## ASSIGNMENT
Wherever a line holds the word "username", copy that line from the data.
#### PROVIDED RECORDS
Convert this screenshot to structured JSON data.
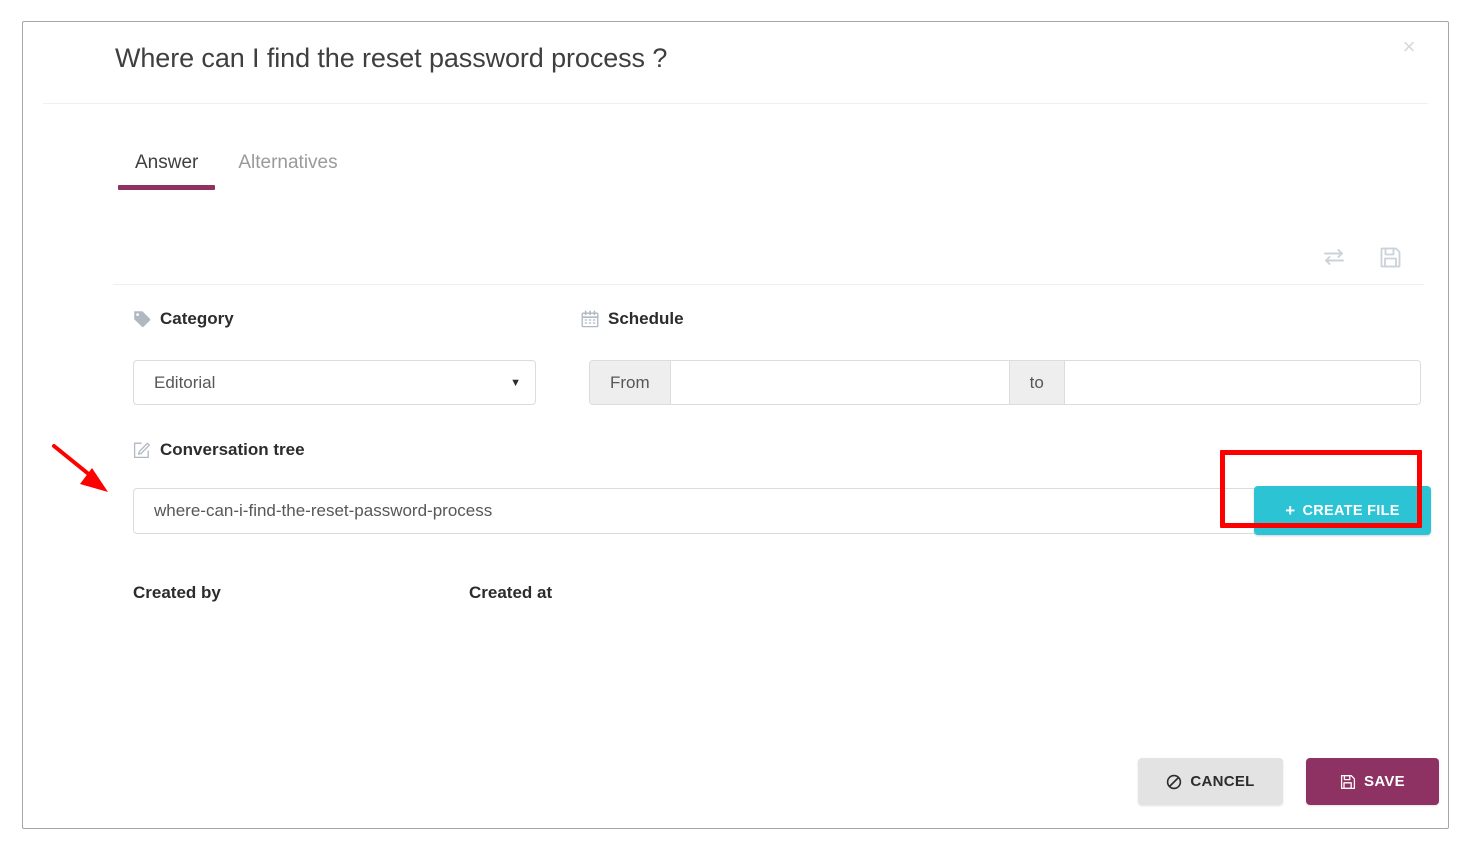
{
  "dialog": {
    "title": "Where can I find the reset password process ?",
    "close_label": "×"
  },
  "tabs": [
    {
      "label": "Answer",
      "active": true
    },
    {
      "label": "Alternatives",
      "active": false
    }
  ],
  "toolbar": {
    "icons": [
      {
        "name": "exchange-icon",
        "title": "Exchange"
      },
      {
        "name": "save-icon",
        "title": "Save"
      }
    ]
  },
  "form": {
    "category": {
      "label": "Category",
      "icon": "tag-icon",
      "value": "Editorial",
      "caret": "▼",
      "options": [
        "Editorial"
      ]
    },
    "schedule": {
      "label": "Schedule",
      "icon": "calendar-icon",
      "from_addon": "From",
      "to_addon": "to",
      "from_value": "",
      "to_value": "",
      "from_placeholder": "",
      "to_placeholder": ""
    },
    "conversation_tree": {
      "label": "Conversation tree",
      "icon": "edit-square-icon",
      "value": "where-can-i-find-the-reset-password-process",
      "placeholder": ""
    },
    "create_file_button": {
      "label": "CREATE FILE",
      "plus": "+"
    },
    "meta": {
      "created_by_label": "Created by",
      "created_at_label": "Created at",
      "created_by_value": "",
      "created_at_value": ""
    }
  },
  "footer": {
    "cancel_label": "CANCEL",
    "save_label": "SAVE"
  },
  "colors": {
    "accent_purple": "#8E3163",
    "cyan": "#2CC3D4",
    "annotation_red": "#FF0000",
    "cancel_gray": "#E3E3E3",
    "icon_gray": "#CCD2DA",
    "border_gray": "#DCDCDE"
  },
  "annotations": {
    "highlight_box": "create-file-button",
    "arrow": "points-to-conversation-tree-input"
  }
}
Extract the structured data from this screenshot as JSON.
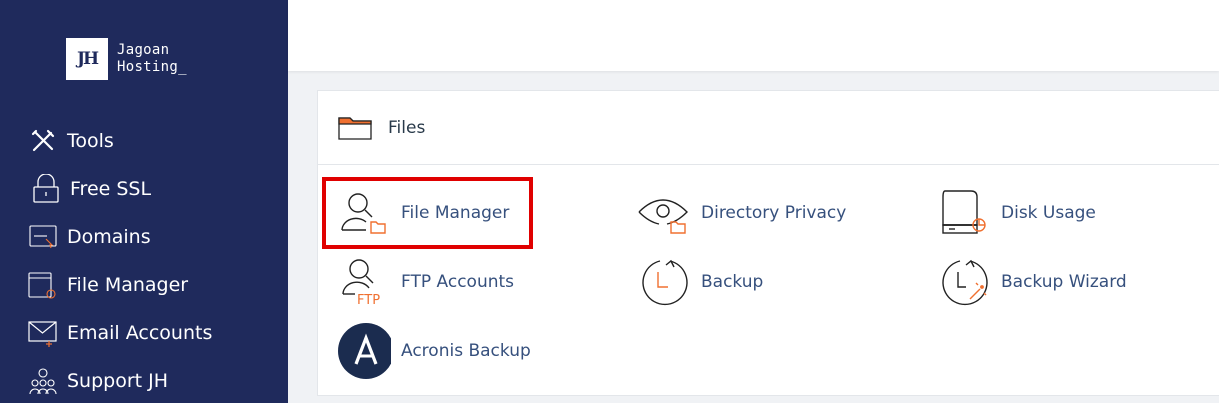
{
  "brand": {
    "logo_text": "JH",
    "name_line1": "Jagoan",
    "name_line2": "Hosting_"
  },
  "sidebar": {
    "items": [
      {
        "label": "Tools",
        "icon": "tools-icon"
      },
      {
        "label": "Free SSL",
        "icon": "lock-icon"
      },
      {
        "label": "Domains",
        "icon": "domain-icon"
      },
      {
        "label": "File Manager",
        "icon": "file-manager-icon"
      },
      {
        "label": "Email Accounts",
        "icon": "email-icon"
      },
      {
        "label": "Support JH",
        "icon": "support-icon"
      }
    ]
  },
  "files_panel": {
    "title": "Files",
    "tools": [
      {
        "label": "File Manager",
        "icon": "file-manager-icon"
      },
      {
        "label": "Directory Privacy",
        "icon": "directory-privacy-icon"
      },
      {
        "label": "Disk Usage",
        "icon": "disk-usage-icon"
      },
      {
        "label": "FTP Accounts",
        "icon": "ftp-accounts-icon",
        "icon_text": "FTP"
      },
      {
        "label": "Backup",
        "icon": "backup-icon"
      },
      {
        "label": "Backup Wizard",
        "icon": "backup-wizard-icon"
      },
      {
        "label": "Acronis Backup",
        "icon": "acronis-icon"
      }
    ]
  },
  "colors": {
    "sidebar_bg": "#1f2a5c",
    "accent_orange": "#f07030",
    "link_blue": "#36507d",
    "highlight_red": "#e00000"
  }
}
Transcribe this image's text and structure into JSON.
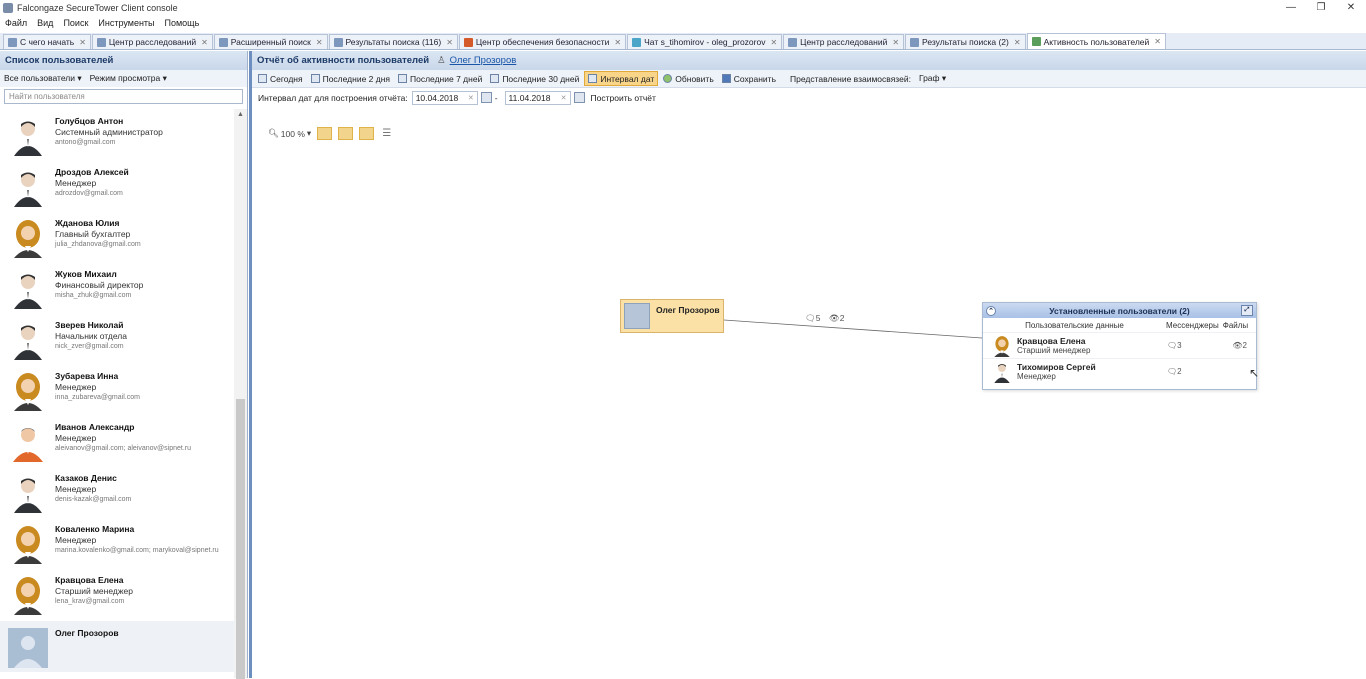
{
  "window": {
    "title": "Falcongaze SecureTower Client console",
    "controls": [
      "—",
      "❐",
      "✕"
    ]
  },
  "menu": [
    "Файл",
    "Вид",
    "Поиск",
    "Инструменты",
    "Помощь"
  ],
  "tabs": [
    {
      "label": "С чего начать",
      "icon": "home-icon",
      "active": false
    },
    {
      "label": "Центр расследований",
      "icon": "investigation-icon",
      "active": false
    },
    {
      "label": "Расширенный поиск",
      "icon": "search-icon",
      "active": false
    },
    {
      "label": "Результаты поиска (116)",
      "icon": "results-icon",
      "active": false
    },
    {
      "label": "Центр обеспечения безопасности",
      "icon": "security-icon",
      "active": false
    },
    {
      "label": "Чат s_tihomirov - oleg_prozorov",
      "icon": "chat-icon",
      "active": false
    },
    {
      "label": "Центр расследований",
      "icon": "investigation-icon",
      "active": false
    },
    {
      "label": "Результаты поиска (2)",
      "icon": "results-icon",
      "active": false
    },
    {
      "label": "Активность пользователей",
      "icon": "activity-icon",
      "active": true
    }
  ],
  "left": {
    "header": "Список пользователей",
    "filter_users": "Все пользователи ▾",
    "view_mode": "Режим просмотра ▾",
    "search_placeholder": "Найти пользователя",
    "users": [
      {
        "name": "Голубцов Антон",
        "role": "Системный администратор",
        "email": "antono@gmail.com",
        "avatar": "male"
      },
      {
        "name": "Дроздов Алексей",
        "role": "Менеджер",
        "email": "adrozdov@gmail.com",
        "avatar": "male"
      },
      {
        "name": "Жданова Юлия",
        "role": "Главный бухгалтер",
        "email": "julia_zhdanova@gmail.com",
        "avatar": "female"
      },
      {
        "name": "Жуков Михаил",
        "role": "Финансовый директор",
        "email": "misha_zhuk@gmail.com",
        "avatar": "male"
      },
      {
        "name": "Зверев Николай",
        "role": "Начальник отдела",
        "email": "nick_zver@gmail.com",
        "avatar": "male"
      },
      {
        "name": "Зубарева Инна",
        "role": "Менеджер",
        "email": "inna_zubareva@gmail.com",
        "avatar": "female"
      },
      {
        "name": "Иванов Александр",
        "role": "Менеджер",
        "email": "aleivanov@gmail.com; aleivanov@sipnet.ru",
        "avatar": "male-orange"
      },
      {
        "name": "Казаков Денис",
        "role": "Менеджер",
        "email": "denis-kazak@gmail.com",
        "avatar": "male"
      },
      {
        "name": "Коваленко Марина",
        "role": "Менеджер",
        "email": "marina.kovalenko@gmail.com; marykoval@sipnet.ru",
        "avatar": "female"
      },
      {
        "name": "Кравцова Елена",
        "role": "Старший менеджер",
        "email": "lena_krav@gmail.com",
        "avatar": "female"
      },
      {
        "name": "Олег Прозоров",
        "role": "",
        "email": "",
        "avatar": "photo"
      }
    ]
  },
  "main": {
    "title": "Отчёт об активности пользователей",
    "user_link": "Олег Прозоров",
    "toolbar": [
      "Сегодня",
      "Последние 2 дня",
      "Последние 7 дней",
      "Последние 30 дней",
      "Интервал дат",
      "Обновить",
      "Сохранить"
    ],
    "active_range": "Интервал дат",
    "relation_label": "Представление взаимосвязей:",
    "relation_value": "Граф ▾",
    "date_label": "Интервал дат для построения отчёта:",
    "date_from": "10.04.2018",
    "date_sep": "-",
    "date_to": "11.04.2018",
    "build_label": "Построить отчёт",
    "zoom": "100 %"
  },
  "graph": {
    "center_user": "Олег Прозоров",
    "edge_messengers": "5",
    "edge_files": "2",
    "panel": {
      "title": "Установленные пользователи (2)",
      "col_user": "Пользовательские данные",
      "col_messengers": "Мессенджеры",
      "col_files": "Файлы",
      "rows": [
        {
          "name": "Кравцова Елена",
          "role": "Старший менеджер",
          "messengers": "3",
          "files": "2",
          "avatar": "female"
        },
        {
          "name": "Тихомиров Сергей",
          "role": "Менеджер",
          "messengers": "2",
          "files": "",
          "avatar": "male"
        }
      ]
    }
  },
  "colors": {
    "accent": "#6d8fc0",
    "header_bg": "#c9d7ea",
    "node_bg": "#fbe1a6",
    "active_btn": "#f9d58a"
  }
}
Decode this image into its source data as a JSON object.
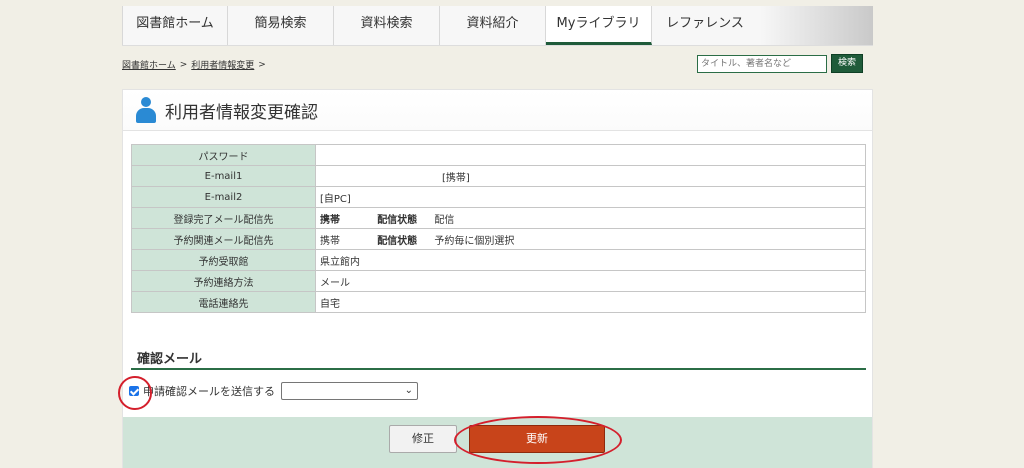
{
  "nav": {
    "tabs": [
      "図書館ホーム",
      "簡易検索",
      "資料検索",
      "資料紹介",
      "Myライブラリ",
      "レファレンス"
    ]
  },
  "breadcrumb": {
    "home": "図書館ホーム",
    "sep1": ">",
    "current": "利用者情報変更",
    "sep2": ">"
  },
  "search": {
    "placeholder": "タイトル、著者名など",
    "button": "検索"
  },
  "page": {
    "title": "利用者情報変更確認"
  },
  "table": {
    "rows": [
      {
        "label": "パスワード",
        "value": ""
      },
      {
        "label": "E-mail1",
        "value": "[携帯]"
      },
      {
        "label": "E-mail2",
        "value": "[自PC]"
      },
      {
        "label": "登録完了メール配信先",
        "v1": "携帯",
        "v2": "配信状態",
        "v3": "配信"
      },
      {
        "label": "予約関連メール配信先",
        "v1": "携帯",
        "v2": "配信状態",
        "v3": "予約毎に個別選択"
      },
      {
        "label": "予約受取館",
        "value": "県立館内"
      },
      {
        "label": "予約連絡方法",
        "value": "メール"
      },
      {
        "label": "電話連絡先",
        "value": "自宅"
      }
    ]
  },
  "confirm": {
    "heading": "確認メール",
    "checkbox_label": "申請確認メールを送信する",
    "select_value": ""
  },
  "buttons": {
    "fix": "修正",
    "update": "更新"
  },
  "colors": {
    "accent_green": "#1f5b3a",
    "update_orange": "#c8441a",
    "highlight_red": "#d41f2c"
  }
}
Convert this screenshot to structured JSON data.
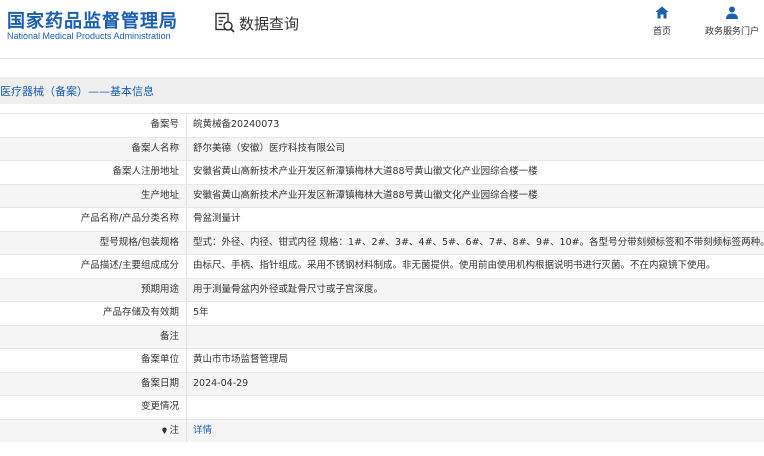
{
  "header": {
    "logo_cn": "国家药品监督管理局",
    "logo_en": "National Medical Products Administration",
    "query_label": "数据查询",
    "nav": {
      "home_label": "首页",
      "service_label": "政务服务门户"
    },
    "accent_color": "#1a5fb4"
  },
  "breadcrumb": {
    "text": "医疗器械（备案）——基本信息"
  },
  "rows": [
    {
      "label": "备案号",
      "value": "皖黄械备20240073"
    },
    {
      "label": "备案人名称",
      "value": "舒尔美德（安徽）医疗科技有限公司"
    },
    {
      "label": "备案人注册地址",
      "value": "安徽省黄山高新技术产业开发区新潭镇梅林大道88号黄山徽文化产业园综合楼一楼"
    },
    {
      "label": "生产地址",
      "value": "安徽省黄山高新技术产业开发区新潭镇梅林大道88号黄山徽文化产业园综合楼一楼"
    },
    {
      "label": "产品名称/产品分类名称",
      "value": "骨盆测量计"
    },
    {
      "label": "型号规格/包装规格",
      "value": "型式：外径、内径、钳式内径 规格：1#、2#、3#、4#、5#、6#、7#、8#、9#、10#。各型号分带刻频标签和不带刻频标签两种。"
    },
    {
      "label": "产品描述/主要组成成分",
      "value": "由标尺、手柄、指针组成。采用不锈钢材料制成。非无菌提供。使用前由使用机构根据说明书进行灭菌。不在内窥镜下使用。"
    },
    {
      "label": "预期用途",
      "value": "用于测量骨盆内外径或趾骨尺寸或子宫深度。"
    },
    {
      "label": "产品存储及有效期",
      "value": "5年"
    },
    {
      "label": "备注",
      "value": ""
    },
    {
      "label": "备案单位",
      "value": "黄山市市场监督管理局"
    },
    {
      "label": "备案日期",
      "value": "2024-04-29"
    },
    {
      "label": "变更情况",
      "value": ""
    },
    {
      "label": "注",
      "value": "详情",
      "icon": "pin-icon"
    }
  ]
}
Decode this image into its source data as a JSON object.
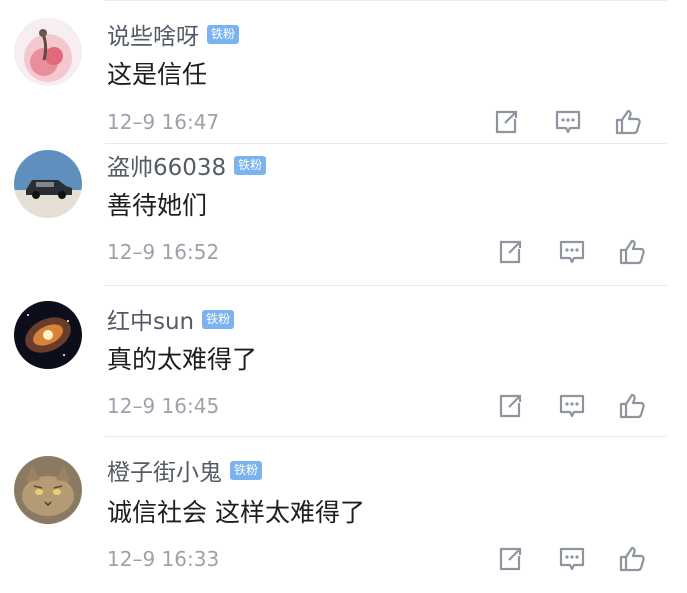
{
  "badge_label": "铁粉",
  "colors": {
    "badge": "#7ab3ee",
    "username": "#555b66",
    "timestamp": "#9da2aa",
    "icon": "#8f959e"
  },
  "icons": {
    "repost": "external-link-icon",
    "reply": "chat-bubble-icon",
    "like": "thumbs-up-icon"
  },
  "comments": [
    {
      "username": "说些啥呀",
      "content": "这是信任",
      "timestamp": "12–9 16:47",
      "avatar": "pink-floral-avatar"
    },
    {
      "username": "盗帅66038",
      "content": "善待她们",
      "timestamp": "12–9 16:52",
      "avatar": "car-desert-avatar"
    },
    {
      "username": "红中sun",
      "content": "真的太难得了",
      "timestamp": "12–9 16:45",
      "avatar": "galaxy-avatar"
    },
    {
      "username": "橙子街小鬼",
      "content": "诚信社会 这样太难得了",
      "timestamp": "12–9 16:33",
      "avatar": "cat-avatar"
    }
  ]
}
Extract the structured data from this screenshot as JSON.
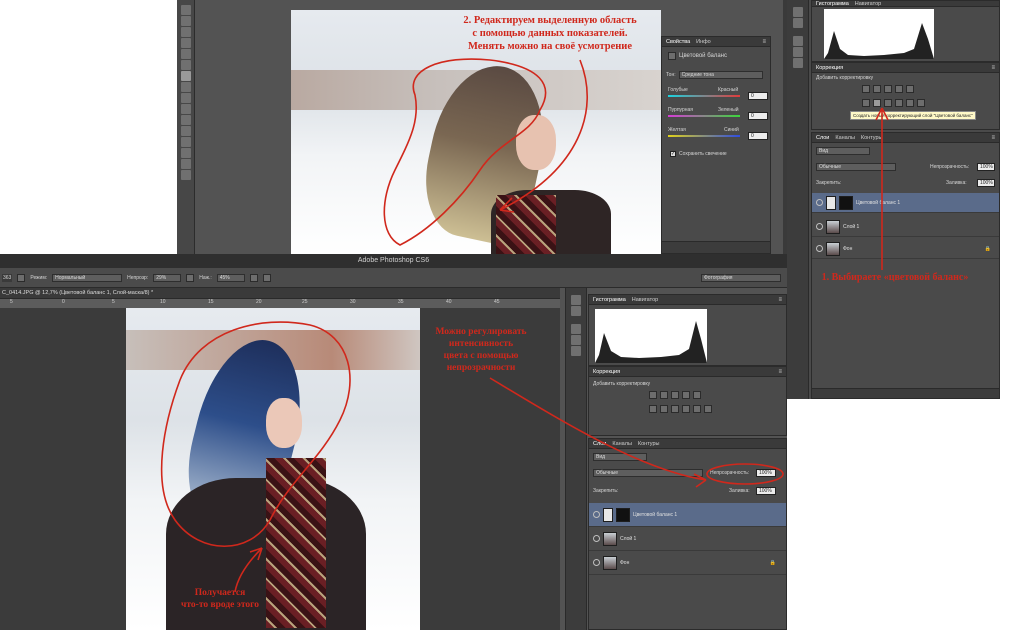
{
  "top": {
    "annotation": "2. Редактируем выделенную область\nс помощью данных показателей.\nМенять можно на своё усмотрение",
    "properties": {
      "tabs": [
        "Свойства",
        "Инфо"
      ],
      "title": "Цветовой баланс",
      "tone_label": "Тон:",
      "tone_value": "Средние тона",
      "sliders": [
        {
          "left": "Голубые",
          "right": "Красный",
          "value": "0"
        },
        {
          "left": "Пурпурная",
          "right": "Зеленый",
          "value": "0"
        },
        {
          "left": "Желтая",
          "right": "Синий",
          "value": "0"
        }
      ],
      "preserve": "Сохранить свечение"
    }
  },
  "right": {
    "histogram_tab": "Гистограмма",
    "navigator_tab": "Навигатор",
    "correction_tab": "Коррекция",
    "add_adjustment": "Добавить корректировку",
    "tooltip": "Создать новый корректирующий слой \"Цветовой баланс\"",
    "layers_tabs": [
      "Слои",
      "Каналы",
      "Контуры"
    ],
    "kind": "Вид",
    "blend": "Обычные",
    "opacity_label": "Непрозрачность:",
    "opacity_value": "100%",
    "lock_label": "Закрепить:",
    "fill_label": "Заливка:",
    "fill_value": "100%",
    "layers": [
      "Цветовой баланс 1",
      "Слой 1",
      "Фон"
    ],
    "annotation": "1. Выбираете «цветовой баланс»"
  },
  "bottom": {
    "app_title": "Adobe Photoshop CS6",
    "options": {
      "brush_size": "363",
      "mode_label": "Режим:",
      "mode_value": "Нормальный",
      "opacity_label": "Непрозр:",
      "opacity_value": "29%",
      "flow_label": "Наж.:",
      "flow_value": "45%",
      "workspace": "Фотография"
    },
    "doc_tab": "C_0414.JPG @ 12,7% (Цветовой баланс 1, Слой-маска/8) *",
    "ruler_marks": [
      "5",
      "0",
      "5",
      "10",
      "15",
      "20",
      "25",
      "30",
      "35",
      "40",
      "45"
    ],
    "annotation_opacity": "Можно регулировать\nинтенсивность\nцвета с помощью\nнепрозрачности",
    "annotation_result": "Получается\nчто-то вроде этого",
    "histogram_tab": "Гистограмма",
    "navigator_tab": "Навигатор",
    "correction_tab": "Коррекция",
    "add_adjustment": "Добавить корректировку",
    "layers_tabs": [
      "Слои",
      "Каналы",
      "Контуры"
    ],
    "kind": "Вид",
    "blend": "Обычные",
    "opacity_label": "Непрозрачность:",
    "opacity_value": "100%",
    "lock_label": "Закрепить:",
    "fill_label": "Заливка:",
    "fill_value": "100%",
    "layers": [
      "Цветовой баланс 1",
      "Слой 1",
      "Фон"
    ]
  },
  "colors": {
    "ps_bg": "#535353",
    "panel_bg": "#4a4a4a",
    "annotation_red": "#d0281c",
    "selected_layer": "#5a6b8a"
  }
}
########
## RESPONSE TO THIS TASK
    "username": "#555b66",
      "username": "说些啥呀",
      "username": "盗帅66038",
      "username": "红中sun",
      "username": "橙子街小鬼",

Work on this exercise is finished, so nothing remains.